Task:
Output the entries underneath exactly as they are.

Data for this task:
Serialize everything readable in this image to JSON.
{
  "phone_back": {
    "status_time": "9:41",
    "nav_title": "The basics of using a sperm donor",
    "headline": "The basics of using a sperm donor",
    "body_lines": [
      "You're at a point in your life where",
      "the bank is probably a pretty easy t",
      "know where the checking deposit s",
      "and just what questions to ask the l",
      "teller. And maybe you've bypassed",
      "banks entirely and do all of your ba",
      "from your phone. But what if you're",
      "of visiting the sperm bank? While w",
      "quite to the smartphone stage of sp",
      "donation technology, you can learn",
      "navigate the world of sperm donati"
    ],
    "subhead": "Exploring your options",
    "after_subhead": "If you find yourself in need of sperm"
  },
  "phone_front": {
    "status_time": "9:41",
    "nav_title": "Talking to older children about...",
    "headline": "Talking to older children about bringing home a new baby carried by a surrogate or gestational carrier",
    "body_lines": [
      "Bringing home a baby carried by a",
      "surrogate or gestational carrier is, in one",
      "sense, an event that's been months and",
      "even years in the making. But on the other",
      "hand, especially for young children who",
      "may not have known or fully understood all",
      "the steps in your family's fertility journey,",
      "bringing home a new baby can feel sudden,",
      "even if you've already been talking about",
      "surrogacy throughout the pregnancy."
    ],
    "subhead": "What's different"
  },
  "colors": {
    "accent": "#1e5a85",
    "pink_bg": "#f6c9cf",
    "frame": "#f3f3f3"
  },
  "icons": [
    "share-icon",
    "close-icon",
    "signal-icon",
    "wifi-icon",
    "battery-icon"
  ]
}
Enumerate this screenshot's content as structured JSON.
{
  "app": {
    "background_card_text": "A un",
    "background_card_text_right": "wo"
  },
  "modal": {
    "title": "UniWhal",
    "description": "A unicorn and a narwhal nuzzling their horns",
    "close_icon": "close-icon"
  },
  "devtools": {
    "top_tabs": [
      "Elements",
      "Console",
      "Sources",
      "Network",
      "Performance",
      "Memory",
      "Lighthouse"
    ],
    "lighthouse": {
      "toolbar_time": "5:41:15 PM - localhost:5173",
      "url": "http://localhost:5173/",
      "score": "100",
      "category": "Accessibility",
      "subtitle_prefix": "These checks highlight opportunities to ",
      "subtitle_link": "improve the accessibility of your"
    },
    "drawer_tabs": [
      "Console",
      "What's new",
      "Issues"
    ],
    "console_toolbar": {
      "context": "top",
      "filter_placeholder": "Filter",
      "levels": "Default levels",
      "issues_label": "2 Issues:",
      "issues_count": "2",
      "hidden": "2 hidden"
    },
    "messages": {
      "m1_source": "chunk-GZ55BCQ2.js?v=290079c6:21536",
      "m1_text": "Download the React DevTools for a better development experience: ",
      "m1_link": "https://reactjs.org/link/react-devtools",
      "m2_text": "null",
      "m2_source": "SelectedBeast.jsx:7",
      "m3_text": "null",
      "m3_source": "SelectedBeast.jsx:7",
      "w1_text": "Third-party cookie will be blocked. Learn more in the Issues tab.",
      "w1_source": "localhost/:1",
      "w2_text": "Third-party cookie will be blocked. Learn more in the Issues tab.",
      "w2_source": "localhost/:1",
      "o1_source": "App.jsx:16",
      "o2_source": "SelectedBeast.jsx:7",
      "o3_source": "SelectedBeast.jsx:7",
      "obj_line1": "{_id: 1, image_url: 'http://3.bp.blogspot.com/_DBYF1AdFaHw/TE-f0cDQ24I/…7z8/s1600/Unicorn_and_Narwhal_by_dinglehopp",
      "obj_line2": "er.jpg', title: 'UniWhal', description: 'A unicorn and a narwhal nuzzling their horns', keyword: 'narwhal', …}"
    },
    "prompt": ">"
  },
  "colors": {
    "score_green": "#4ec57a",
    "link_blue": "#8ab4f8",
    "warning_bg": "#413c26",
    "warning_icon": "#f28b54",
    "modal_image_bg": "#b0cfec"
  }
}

Exercise solution:
Serialize everything readable in this image to JSON.
{
  "phone_back": {
    "status_time": "9:41",
    "nav_title": "The basics of using a sperm donor",
    "headline": "The basics of using a sperm donor",
    "body_lines": [
      "You're at a point in your life where",
      "the bank is probably a pretty easy t",
      "know where the checking deposit s",
      "and just what questions to ask the l",
      "teller. And maybe you've bypassed",
      "banks entirely and do all of your ba",
      "from your phone. But what if you're",
      "of visiting the sperm bank? While w",
      "quite to the smartphone stage of sp",
      "donation technology, you can learn",
      "navigate the world of sperm donati"
    ],
    "subhead": "Exploring your options",
    "after_subhead": "If you find yourself in need of sperm"
  },
  "phone_front": {
    "status_time": "9:41",
    "nav_title": "Talking to older children about...",
    "headline": "Talking to older children about bringing home a new baby carried by a surrogate or gestational carrier",
    "body_lines": [
      "Bringing home a baby carried by a",
      "surrogate or gestational carrier is, in one",
      "sense, an event that's been months and",
      "even years in the making. But on the other",
      "hand, especially for young children who",
      "may not have known or fully understood all",
      "the steps in your family's fertility journey,",
      "bringing home a new baby can feel sudden,",
      "even if you've already been talking about",
      "surrogacy throughout the pregnancy."
    ],
    "subhead": "What's different"
  },
  "colors": {
    "accent": "#1e5a85",
    "pink_bg": "#f6c9cf",
    "frame": "#f3f3f3"
  },
  "icons": [
    "share-icon",
    "close-icon",
    "signal-icon",
    "wifi-icon",
    "battery-icon"
  ]
}
Enumerate this screenshot's content as structured JSON.
{
  "app": {
    "background_card_text": "A un",
    "background_card_text_right": "wo"
  },
  "modal": {
    "title": "UniWhal",
    "description": "A unicorn and a narwhal nuzzling their horns",
    "close_icon": "close-icon"
  },
  "devtools": {
    "top_tabs": [
      "Elements",
      "Console",
      "Sources",
      "Network",
      "Performance",
      "Memory",
      "Lighthouse"
    ],
    "lighthouse": {
      "toolbar_time": "5:41:15 PM - localhost:5173",
      "url": "http://localhost:5173/",
      "score": "100",
      "category": "Accessibility",
      "subtitle_prefix": "These checks highlight opportunities to ",
      "subtitle_link": "improve the accessibility of your"
    },
    "drawer_tabs": [
      "Console",
      "What's new",
      "Issues"
    ],
    "console_toolbar": {
      "context": "top",
      "filter_placeholder": "Filter",
      "levels": "Default levels",
      "issues_label": "2 Issues:",
      "issues_count": "2",
      "hidden": "2 hidden"
    },
    "messages": {
      "m1_source": "chunk-GZ55BCQ2.js?v=290079c6:21536",
      "m1_text": "Download the React DevTools for a better development experience: ",
      "m1_link": "https://reactjs.org/link/react-devtools",
      "m2_text": "null",
      "m2_source": "SelectedBeast.jsx:7",
      "m3_text": "null",
      "m3_source": "SelectedBeast.jsx:7",
      "w1_text": "Third-party cookie will be blocked. Learn more in the Issues tab.",
      "w1_source": "localhost/:1",
      "w2_text": "Third-party cookie will be blocked. Learn more in the Issues tab.",
      "w2_source": "localhost/:1",
      "o1_source": "App.jsx:16",
      "o2_source": "SelectedBeast.jsx:7",
      "o3_source": "SelectedBeast.jsx:7",
      "obj_line1": "{_id: 1, image_url: 'http://3.bp.blogspot.com/_DBYF1AdFaHw/TE-f0cDQ24I/…7z8/s1600/Unicorn_and_Narwhal_by_dinglehopp",
      "obj_line2": "er.jpg', title: 'UniWhal', description: 'A unicorn and a narwhal nuzzling their horns', keyword: 'narwhal', …}"
    },
    "prompt": ">"
  },
  "colors": {
    "score_green": "#4ec57a",
    "link_blue": "#8ab4f8",
    "warning_bg": "#413c26",
    "warning_icon": "#f28b54",
    "modal_image_bg": "#b0cfec"
  }
}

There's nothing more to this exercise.